In March of this year, we conducted a survey of National Association for the Self-Employed (NASE) Members and over 77 percent indicated that immigration reform was important to their business. What we heard from respondents was that while they were supportive of reform, they wanted a bipartisan solution that is not cumbersome and allows them to easily comply with requirements. The range of responses provide us with insight into their thoughts: "We are happy to utilize e-verification systems for both part-time and full-time hires, but we don't have time or the money to outsource the verification process - suggesting we prefer the government to offer some type of simple program online or on the phone."
NASE Member and small-business owner, Stephen McNeilly, was recently quoted in the Wall Street Journal on the issue:
Stephen McNeilly, owner of Service Proz Inc., said he uses the system, called E-Verify, to check employees at his various landscaping, maintenance and pest control businesses in Illinois and Florida. The upside: It is easy to use, he said. The problem is it can take as much as two months to get a response about a worker's status, he said.
"That is one of the glitches that is a big concern for us," Mr. McNeilly said. "When we need people, we need them quickly."
Stephen's story illustrates the findings of our survey. While he falls in the minority of the 91 percent of survey respondents who said they have never used E-Verify, his experience lends useful antidotal evidence for policymakers as they craft a new reform package.
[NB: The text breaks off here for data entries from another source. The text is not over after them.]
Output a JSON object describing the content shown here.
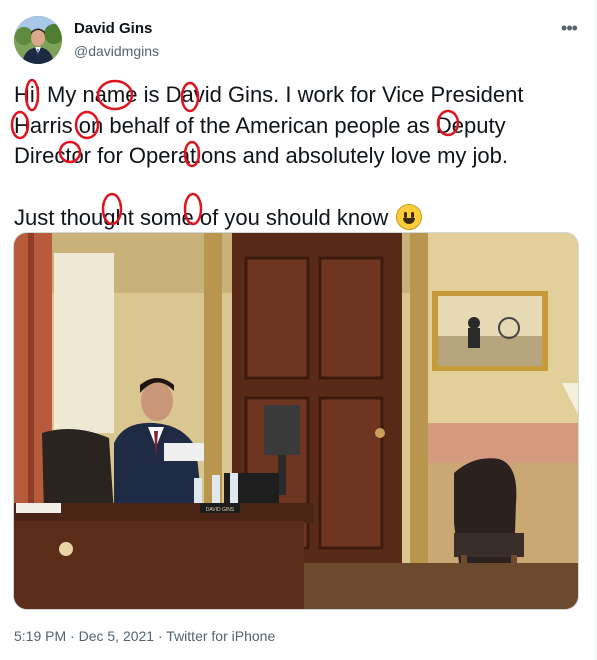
{
  "author": {
    "display_name": "David Gins",
    "handle": "@davidmgins"
  },
  "more_icon": "more-horizontal-icon",
  "tweet": {
    "line_1": "Hi! My name is David Gins. I work for Vice President",
    "line_2": "Harris on behalf of the American people as Deputy",
    "line_3": "Director for Operations and absolutely love my job.",
    "line_4": "Just thought some of you should know",
    "emoji": "grinning-face"
  },
  "annotation_color": "#e0141e",
  "photo": {
    "nameplate": "DAVID GINS"
  },
  "meta": {
    "time": "5:19 PM",
    "sep": " · ",
    "date": "Dec 5, 2021",
    "source": "Twitter for iPhone"
  }
}
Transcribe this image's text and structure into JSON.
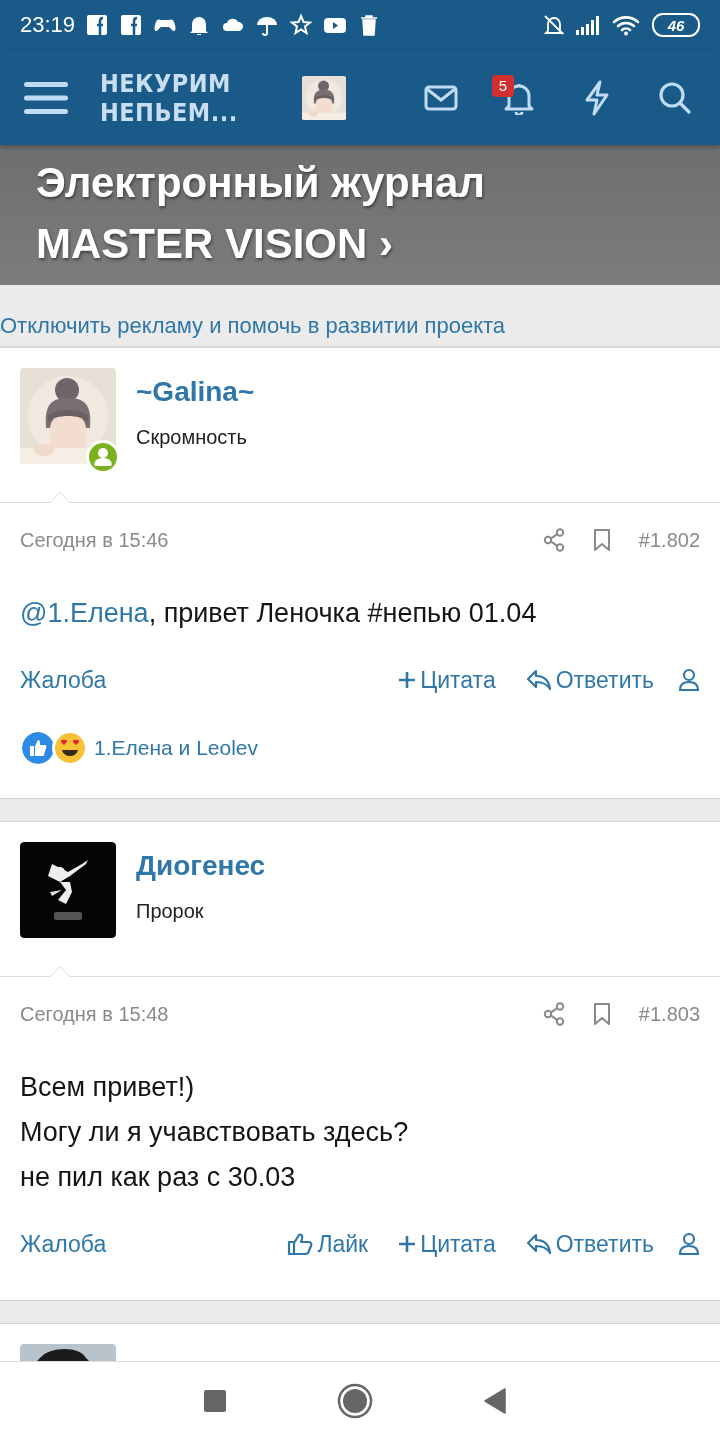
{
  "status_bar": {
    "time": "23:19",
    "battery": "46"
  },
  "header": {
    "logo": [
      "НЕКУРИМ",
      "НЕПЬЕМ..."
    ],
    "notification_count": "5"
  },
  "banner": {
    "lines": [
      "Электронный журнал",
      "MASTER VISION ›"
    ]
  },
  "ad_link": "Отключить рекламу и помочь в развитии проекта",
  "posts": [
    {
      "author": "~Galina~",
      "user_title": "Скромность",
      "online": true,
      "date": "Сегодня в 15:46",
      "number": "#1.802",
      "message": [
        {
          "kind": "mention",
          "text": "@1.Елена"
        },
        {
          "kind": "text",
          "text": ", привет Леночка #непью 01.04"
        }
      ],
      "report": "Жалоба",
      "actions": [
        {
          "kind": "quote",
          "label": "Цитата"
        },
        {
          "kind": "reply",
          "label": "Ответить"
        }
      ],
      "reactions": {
        "text": "1.Елена и Leolev"
      }
    },
    {
      "author": "Диогенес",
      "user_title": "Пророк",
      "online": false,
      "date": "Сегодня в 15:48",
      "number": "#1.803",
      "message": [
        {
          "kind": "text",
          "text": "Всем привет!)"
        },
        {
          "kind": "break"
        },
        {
          "kind": "text",
          "text": "Могу ли я учавствовать здесь?"
        },
        {
          "kind": "break"
        },
        {
          "kind": "text",
          "text": "не пил как раз с 30.03"
        }
      ],
      "report": "Жалоба",
      "actions": [
        {
          "kind": "like",
          "label": "Лайк"
        },
        {
          "kind": "quote",
          "label": "Цитата"
        },
        {
          "kind": "reply",
          "label": "Ответить"
        }
      ]
    }
  ]
}
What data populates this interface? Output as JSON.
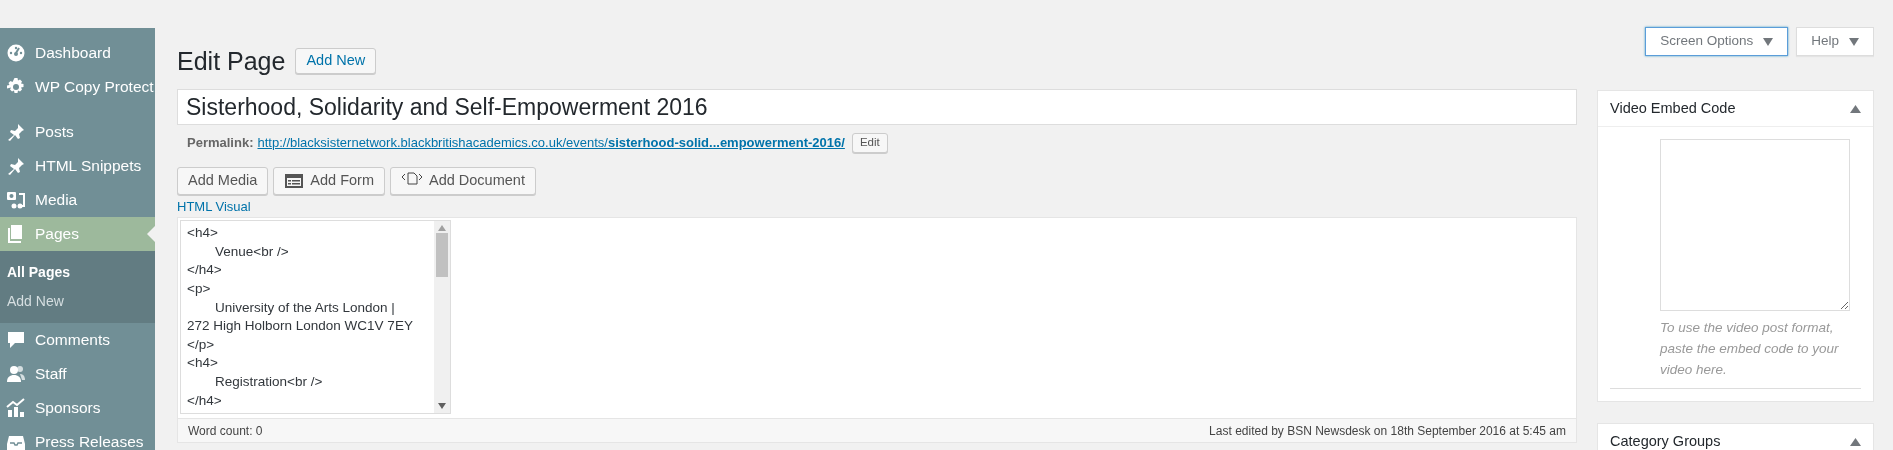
{
  "sidebar": {
    "items": [
      {
        "label": "Dashboard",
        "selected": false
      },
      {
        "label": "WP Copy Protect",
        "selected": false
      },
      {
        "label": "Posts",
        "selected": false
      },
      {
        "label": "HTML Snippets",
        "selected": false
      },
      {
        "label": "Media",
        "selected": false
      },
      {
        "label": "Pages",
        "selected": true,
        "children": [
          {
            "label": "All Pages",
            "selected": true
          },
          {
            "label": "Add New",
            "selected": false
          }
        ]
      },
      {
        "label": "Comments",
        "selected": false
      },
      {
        "label": "Staff",
        "selected": false
      },
      {
        "label": "Sponsors",
        "selected": false
      },
      {
        "label": "Press Releases",
        "selected": false
      }
    ]
  },
  "header": {
    "title": "Edit Page",
    "add_new": "Add New"
  },
  "top_buttons": [
    {
      "label": "Screen Options",
      "focused": true
    },
    {
      "label": "Help",
      "focused": false
    }
  ],
  "post_title": {
    "value": "Sisterhood, Solidarity and Self-Empowerment 2016"
  },
  "permalink": {
    "label": "Permalink:",
    "url_base": "http://blacksisternetwork.blackbritishacademics.co.uk/events/",
    "url_slug": "sisterhood-solid...empowerment-2016/",
    "edit": "Edit"
  },
  "media_buttons": [
    {
      "label": "Add Media"
    },
    {
      "label": "Add Form"
    },
    {
      "label": "Add Document"
    }
  ],
  "editor_tabs": "HTML Visual",
  "editor_lines": [
    {
      "text": "<h4>",
      "indented": false
    },
    {
      "text": "Venue<br />",
      "indented": true
    },
    {
      "text": "</h4>",
      "indented": false
    },
    {
      "text": "<p>",
      "indented": false
    },
    {
      "text": "University of the Arts London | 272 High Holborn London WC1V 7EY",
      "indented": true
    },
    {
      "text": "</p>",
      "indented": false
    },
    {
      "text": "<h4>",
      "indented": false
    },
    {
      "text": "Registration<br />",
      "indented": true
    },
    {
      "text": "</h4>",
      "indented": false
    }
  ],
  "status_bar": {
    "word_count": "Word count: 0",
    "last_edited": "Last edited by BSN Newsdesk on 18th September 2016 at 5:45 am"
  },
  "panels": [
    {
      "title": "Video Embed Code",
      "expanded": true,
      "help": "To use the video post format, paste the embed code to your video here."
    },
    {
      "title": "Category Groups",
      "expanded": true
    }
  ]
}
Small firms want to comply, but it has to be easy to use. As the Wall Street Journal notes about our survey: "some 59 percent of the respondents who were self-employed or own a business with fewer than 10 workers said they believe an employment-verification system should be required for any business with full-time or part-time employees."
Our membership, as do millions of other small businesses across the country, does not want a burdensome process of compliance.
As lawmakers move forward with immigration reform, they must consider both the financial and business impact it will have on America's smallest businesses. As our research shows, we are supportive and willing to comply, but also ask our elected leaders to remember our needs as they move forward.